## EXERCISE DESCRIPTION
Your answer should consist of the lines in the following data that contain "legend".

• • • •

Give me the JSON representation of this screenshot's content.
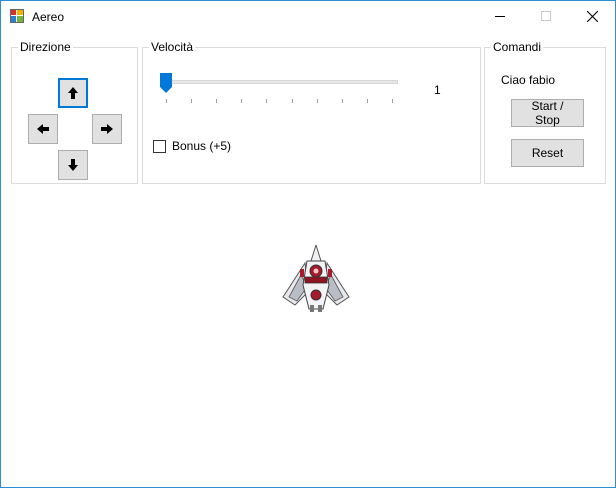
{
  "window": {
    "title": "Aereo",
    "icons": {
      "app": "app-icon",
      "minimize": "minimize-icon",
      "maximize": "maximize-icon",
      "close": "close-icon"
    }
  },
  "direction": {
    "legend": "Direzione",
    "buttons": [
      {
        "name": "up",
        "icon": "arrow-up-icon",
        "focused": true
      },
      {
        "name": "left",
        "icon": "arrow-left-icon",
        "focused": false
      },
      {
        "name": "right",
        "icon": "arrow-right-icon",
        "focused": false
      },
      {
        "name": "down",
        "icon": "arrow-down-icon",
        "focused": false
      }
    ]
  },
  "speed": {
    "legend": "Velocità",
    "slider": {
      "value": 1,
      "min": 1,
      "max": 10,
      "tick_count": 10
    },
    "value_label": "1",
    "bonus": {
      "label": "Bonus (+5)",
      "checked": false
    }
  },
  "commands": {
    "legend": "Comandi",
    "greeting": "Ciao fabio",
    "start_stop_label": "Start / Stop",
    "reset_label": "Reset"
  },
  "canvas": {
    "sprite": "spaceship-icon"
  },
  "colors": {
    "accent": "#0078d7",
    "button_face": "#e1e1e1",
    "button_border": "#adadad",
    "group_border": "#dcdcdc"
  }
}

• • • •

## ANSWER TO THE EXERCISE
    "legend": "Direzione",
    "legend": "Velocità",
    "legend": "Comandi",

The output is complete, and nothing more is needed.